Another 750,000 Americans — about half of the households who might be eligible for assistance under the deal — would likely receive checks for about $1,800 each.
The banks and U.S. state attorneys general agreed to the deal late Wednesday after 16 months of contentious negotiations.
New York and California came on board late Wednesday. California has more than 2 million "underwater" borrowers, whose homes are worth less than their mortgages. New York has some 118,000 homeowners who are underwater.
The settlement ends a painful chapter that emerged from the financial crisis, when home values sank and millions edged toward foreclosure. In addition to the payments and mortgage write-downs, the deal promises to reshape long-standing mortgage lending guidelines. It will make it easier for those at risk of foreclosure to make their payments and keep their homes.
Those who lost their homes to foreclosure are unlikely to get their homes back or benefit much financially from the settlement.
The settlement would apply only to privately held mortgages issued from 2008 through 2011. Banks own about half of all U.S. mortgages — roughly 30 million loans.
Some critics say the proposed deal doesn't go far enough. They have argued for a thorough investigation of potentially illegal foreclosure practices before a settlement is hammered out.
Under the deal:
• At least $17 billion will go toward reducing the principal that struggling homeowners owe on their mortgages.
• About $5 billion will be placed in a reserve account for various state and federal programs; a portion of that money will cover the $1,800 checks sent to those homeowners affected by the deceptive practices.
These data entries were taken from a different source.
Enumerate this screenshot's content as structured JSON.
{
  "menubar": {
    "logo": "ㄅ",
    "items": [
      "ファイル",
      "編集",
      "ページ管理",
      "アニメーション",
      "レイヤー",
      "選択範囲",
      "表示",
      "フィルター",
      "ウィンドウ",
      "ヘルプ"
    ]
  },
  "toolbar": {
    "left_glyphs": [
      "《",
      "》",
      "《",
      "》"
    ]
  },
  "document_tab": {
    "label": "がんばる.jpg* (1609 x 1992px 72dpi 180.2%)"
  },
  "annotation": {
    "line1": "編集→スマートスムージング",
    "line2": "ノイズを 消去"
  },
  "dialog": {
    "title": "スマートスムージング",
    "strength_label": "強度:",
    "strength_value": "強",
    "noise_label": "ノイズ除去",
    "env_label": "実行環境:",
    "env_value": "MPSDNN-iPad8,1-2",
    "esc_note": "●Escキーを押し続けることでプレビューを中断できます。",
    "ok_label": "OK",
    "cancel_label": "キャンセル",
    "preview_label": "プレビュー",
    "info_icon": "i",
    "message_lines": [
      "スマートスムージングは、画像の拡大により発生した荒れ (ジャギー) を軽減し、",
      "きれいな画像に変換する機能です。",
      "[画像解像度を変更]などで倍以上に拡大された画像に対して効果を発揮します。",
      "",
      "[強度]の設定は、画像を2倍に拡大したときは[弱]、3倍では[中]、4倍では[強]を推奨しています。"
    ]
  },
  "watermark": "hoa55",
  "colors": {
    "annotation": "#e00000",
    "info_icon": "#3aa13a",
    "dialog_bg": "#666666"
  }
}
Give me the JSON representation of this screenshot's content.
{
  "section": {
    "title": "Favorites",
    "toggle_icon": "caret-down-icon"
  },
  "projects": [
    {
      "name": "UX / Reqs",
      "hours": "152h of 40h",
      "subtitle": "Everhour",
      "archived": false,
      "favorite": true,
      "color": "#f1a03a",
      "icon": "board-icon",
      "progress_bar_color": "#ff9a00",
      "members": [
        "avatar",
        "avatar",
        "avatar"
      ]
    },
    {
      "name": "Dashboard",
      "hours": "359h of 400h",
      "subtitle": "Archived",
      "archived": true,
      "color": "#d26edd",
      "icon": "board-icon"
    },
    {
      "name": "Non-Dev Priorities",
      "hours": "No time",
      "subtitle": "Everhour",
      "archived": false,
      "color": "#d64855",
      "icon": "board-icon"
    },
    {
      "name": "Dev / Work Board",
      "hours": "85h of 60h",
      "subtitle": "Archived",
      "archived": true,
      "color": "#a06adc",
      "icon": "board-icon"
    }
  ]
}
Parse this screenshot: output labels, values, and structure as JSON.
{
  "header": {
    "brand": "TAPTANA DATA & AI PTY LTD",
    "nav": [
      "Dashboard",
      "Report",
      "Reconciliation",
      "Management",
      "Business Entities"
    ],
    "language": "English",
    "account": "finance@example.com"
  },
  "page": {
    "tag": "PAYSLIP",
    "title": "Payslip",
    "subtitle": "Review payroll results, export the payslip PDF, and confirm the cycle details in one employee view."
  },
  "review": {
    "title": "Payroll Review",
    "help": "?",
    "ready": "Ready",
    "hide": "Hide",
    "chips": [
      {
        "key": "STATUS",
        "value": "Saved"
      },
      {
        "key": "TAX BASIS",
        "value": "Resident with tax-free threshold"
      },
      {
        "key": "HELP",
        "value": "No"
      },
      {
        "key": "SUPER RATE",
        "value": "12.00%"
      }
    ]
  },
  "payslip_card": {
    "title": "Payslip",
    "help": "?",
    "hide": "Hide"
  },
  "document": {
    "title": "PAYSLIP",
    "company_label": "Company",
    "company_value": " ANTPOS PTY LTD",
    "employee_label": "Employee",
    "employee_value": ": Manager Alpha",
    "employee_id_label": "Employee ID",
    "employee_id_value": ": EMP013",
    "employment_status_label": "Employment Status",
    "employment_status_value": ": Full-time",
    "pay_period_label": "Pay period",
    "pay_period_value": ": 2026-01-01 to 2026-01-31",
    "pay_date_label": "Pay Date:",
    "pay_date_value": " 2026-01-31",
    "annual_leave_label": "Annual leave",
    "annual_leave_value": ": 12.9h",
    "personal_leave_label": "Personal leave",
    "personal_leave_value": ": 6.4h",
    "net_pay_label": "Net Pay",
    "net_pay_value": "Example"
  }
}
• About $3 billion will help homeowners refinance at 5.25 percent.